:: DATA SUPPLIED
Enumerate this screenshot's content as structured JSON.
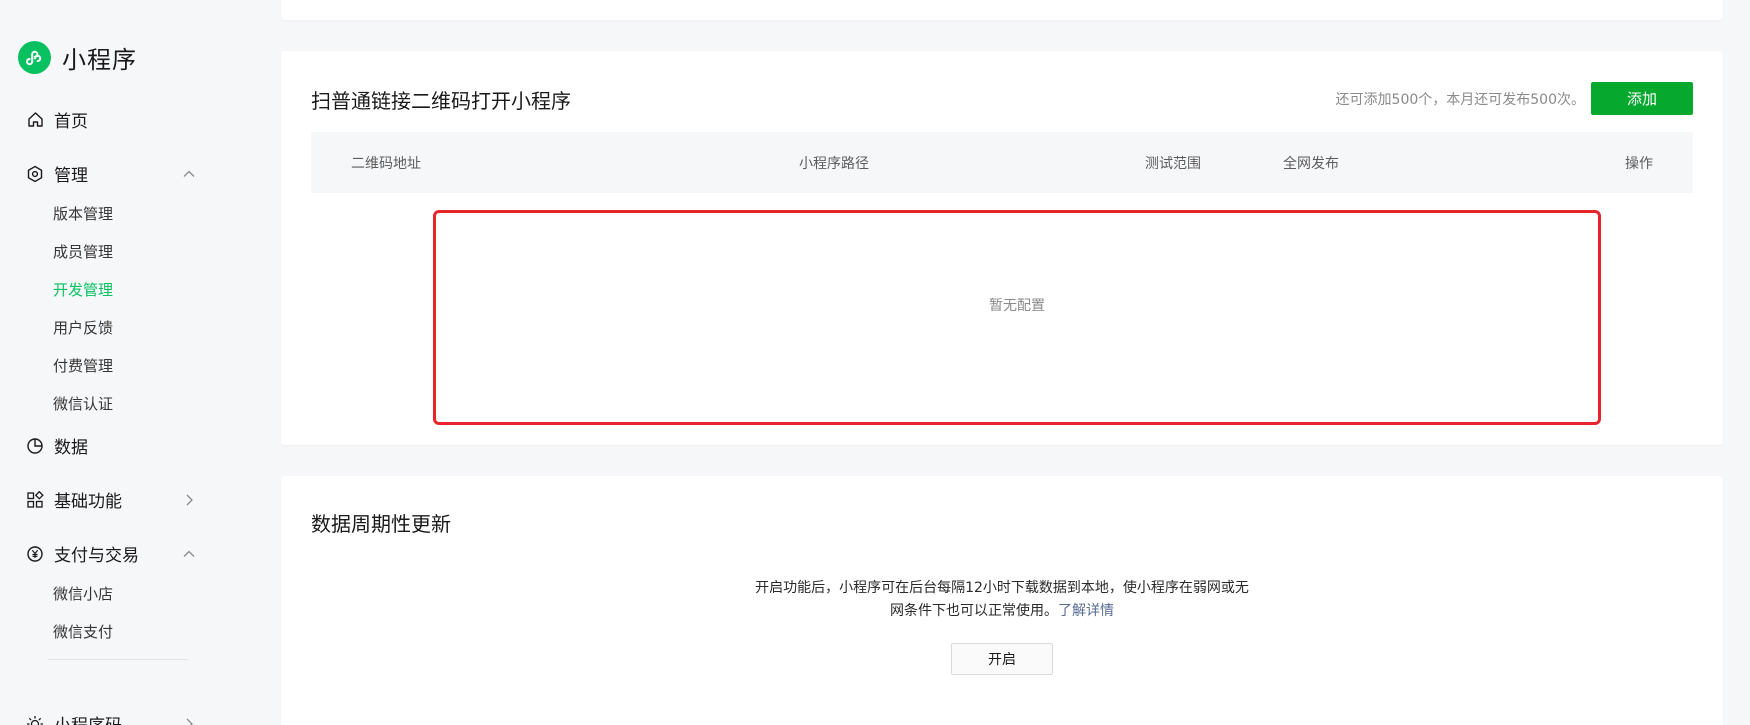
{
  "brand": {
    "title": "小程序",
    "accent": "#07c160",
    "icon": "mini-program-logo-icon"
  },
  "sidebar": {
    "home": {
      "label": "首页",
      "icon": "home-icon"
    },
    "manage": {
      "label": "管理",
      "icon": "manage-hexagon-icon",
      "expanded": true,
      "items": [
        "版本管理",
        "成员管理",
        "开发管理",
        "用户反馈",
        "付费管理",
        "微信认证"
      ],
      "active_item": "开发管理"
    },
    "data": {
      "label": "数据",
      "icon": "pie-chart-icon"
    },
    "basic": {
      "label": "基础功能",
      "icon": "apps-grid-icon",
      "expanded": false
    },
    "pay": {
      "label": "支付与交易",
      "icon": "yen-circle-icon",
      "expanded": true,
      "items": [
        "微信小店",
        "微信支付"
      ]
    },
    "qrcode": {
      "label": "小程序码",
      "icon": "sun-icon",
      "expanded": false
    }
  },
  "qr_section": {
    "title": "扫普通链接二维码打开小程序",
    "quota": "还可添加500个，本月还可发布500次。",
    "add_label": "添加",
    "columns": [
      "二维码地址",
      "小程序路径",
      "测试范围",
      "全网发布",
      "操作"
    ],
    "empty_text": "暂无配置",
    "highlight_color": "#e8242c"
  },
  "sync_section": {
    "title": "数据周期性更新",
    "desc_line1": "开启功能后，小程序可在后台每隔12小时下载数据到本地，使小程序在弱网或无",
    "desc_line2": "网条件下也可以正常使用。",
    "link": "了解详情",
    "enable_label": "开启"
  }
}
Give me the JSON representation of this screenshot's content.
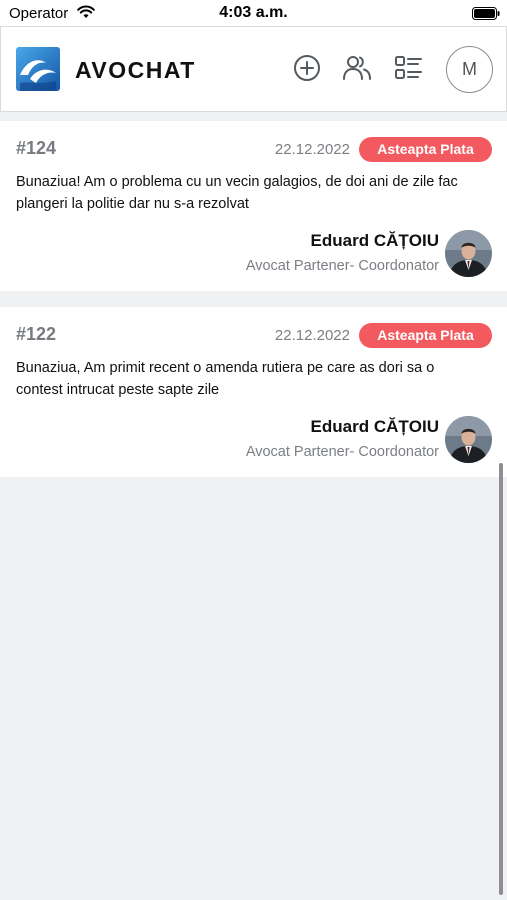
{
  "status_bar": {
    "carrier": "Operator",
    "time": "4:03 a.m.",
    "wifi_icon": "wifi-icon",
    "battery_icon": "battery-icon"
  },
  "header": {
    "title": "AVOCHAT",
    "logo_icon": "avochat-logo-icon",
    "actions": [
      {
        "name": "add-case-button",
        "icon": "plus-circle-icon"
      },
      {
        "name": "users-button",
        "icon": "users-icon"
      },
      {
        "name": "list-view-button",
        "icon": "list-icon"
      }
    ],
    "avatar_initial": "M"
  },
  "cases": [
    {
      "id": "#124",
      "date": "22.12.2022",
      "status": "Asteapta Plata",
      "text_line1": "Bunaziua! Am o problema cu un vecin galagios, de doi ani de zile fac",
      "text_line2": "plangeri la politie dar nu s-a rezolvat",
      "lawyer_name": "Eduard CĂȚOIU",
      "lawyer_role": "Avocat Partener- Coordonator"
    },
    {
      "id": "#122",
      "date": "22.12.2022",
      "status": "Asteapta Plata",
      "text_line1": "Bunaziua, Am primit recent o amenda rutiera pe care as dori sa o",
      "text_line2": "contest intrucat peste sapte zile",
      "lawyer_name": "Eduard CĂȚOIU",
      "lawyer_role": "Avocat Partener- Coordonator"
    }
  ],
  "colors": {
    "accent": "#1a73c9",
    "status_badge": "#f25a5f",
    "background": "#f0f1f2"
  }
}
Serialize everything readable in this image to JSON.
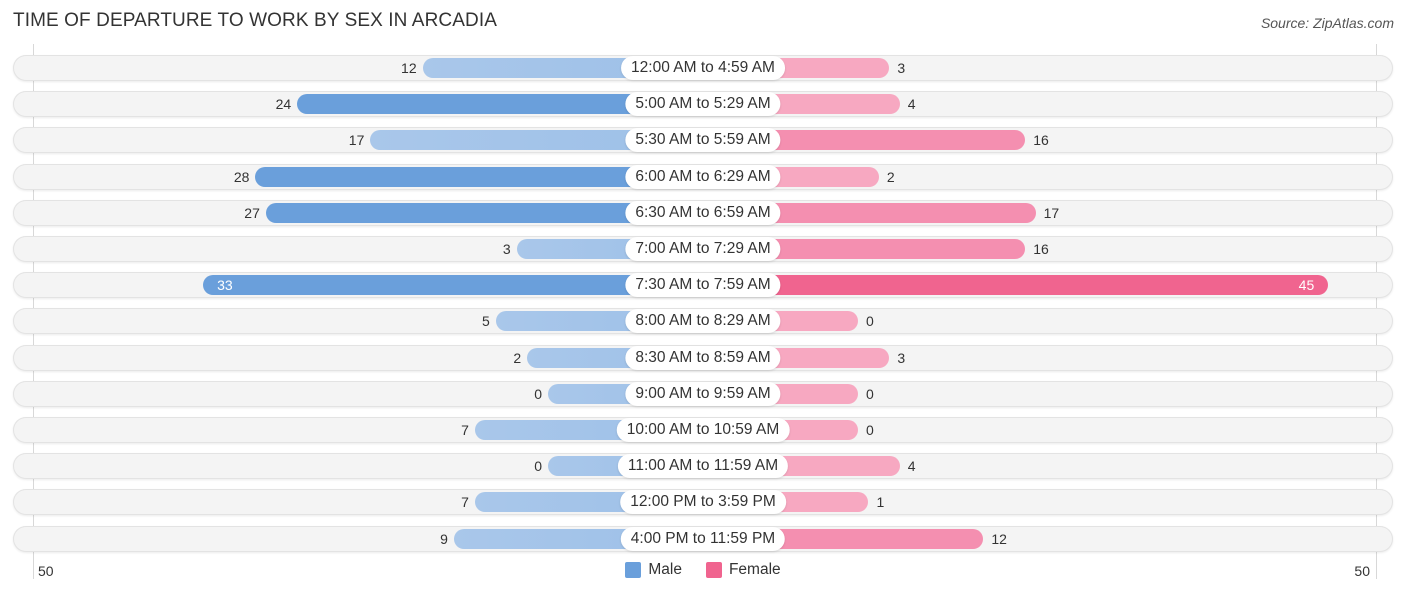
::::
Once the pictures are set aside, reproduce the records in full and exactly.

§ **EXERCISE RESPONSE**
Enumerate this screenshot's content as structured JSON.
{
  "brand": {
    "title": "小程序",
    "accent": "#07c160",
    "icon": "mini-program-logo-icon"
  },
  "sidebar": {
    "home": {
      "label": "首页",
      "icon": "home-icon"
    },
    "manage": {
      "label": "管理",
      "icon": "manage-hexagon-icon",
      "expanded": true,
      "items": [
        "版本管理",
        "成员管理",
        "开发管理",
        "用户反馈",
        "付费管理",
        "微信认证"
      ],
      "active_item": "开发管理"
    },
    "data": {
      "label": "数据",
      "icon": "pie-chart-icon"
    },
    "basic": {
      "label": "基础功能",
      "icon": "apps-grid-icon",
      "expanded": false
    },
    "pay": {
      "label": "支付与交易",
      "icon": "yen-circle-icon",
      "expanded": true,
      "items": [
        "微信小店",
        "微信支付"
      ]
    },
    "qrcode": {
      "label": "小程序码",
      "icon": "sun-icon",
      "expanded": false
    }
  },
  "qr_section": {
    "title": "扫普通链接二维码打开小程序",
    "quota": "还可添加500个，本月还可发布500次。",
    "add_label": "添加",
    "columns": [
      "二维码地址",
      "小程序路径",
      "测试范围",
      "全网发布",
      "操作"
    ],
    "empty_text": "暂无配置",
    "highlight_color": "#e8242c"
  },
  "sync_section": {
    "title": "数据周期性更新",
    "desc_line1": "开启功能后，小程序可在后台每隔12小时下载数据到本地，使小程序在弱网或无",
    "desc_line2": "网条件下也可以正常使用。",
    "link": "了解详情",
    "enable_label": "开启"
  }
}
Give me the JSON representation of this screenshot's content.
{
  "status_bar": {
    "carrier": "Operator",
    "time": "4:03 a.m.",
    "wifi_icon": "wifi-icon",
    "battery_icon": "battery-icon"
  },
  "header": {
    "title": "AVOCHAT",
    "logo_icon": "avochat-logo-icon",
    "actions": [
      {
        "name": "add-case-button",
        "icon": "plus-circle-icon"
      },
      {
        "name": "users-button",
        "icon": "users-icon"
      },
      {
        "name": "list-view-button",
        "icon": "list-icon"
      }
    ],
    "avatar_initial": "M"
  },
  "cases": [
    {
      "id": "#124",
      "date": "22.12.2022",
      "status": "Asteapta Plata",
      "text_line1": "Bunaziua! Am o problema cu un vecin galagios, de doi ani de zile fac",
      "text_line2": "plangeri la politie dar nu s-a rezolvat",
      "lawyer_name": "Eduard CĂȚOIU",
      "lawyer_role": "Avocat Partener- Coordonator"
    },
    {
      "id": "#122",
      "date": "22.12.2022",
      "status": "Asteapta Plata",
      "text_line1": "Bunaziua, Am primit recent o amenda rutiera pe care as dori sa o",
      "text_line2": "contest intrucat peste sapte zile",
      "lawyer_name": "Eduard CĂȚOIU",
      "lawyer_role": "Avocat Partener- Coordonator"
    }
  ],
  "colors": {
    "accent": "#1a73c9",
    "status_badge": "#f25a5f",
    "background": "#f0f1f2"
  }
}
Serialize everything readable in this image to JSON.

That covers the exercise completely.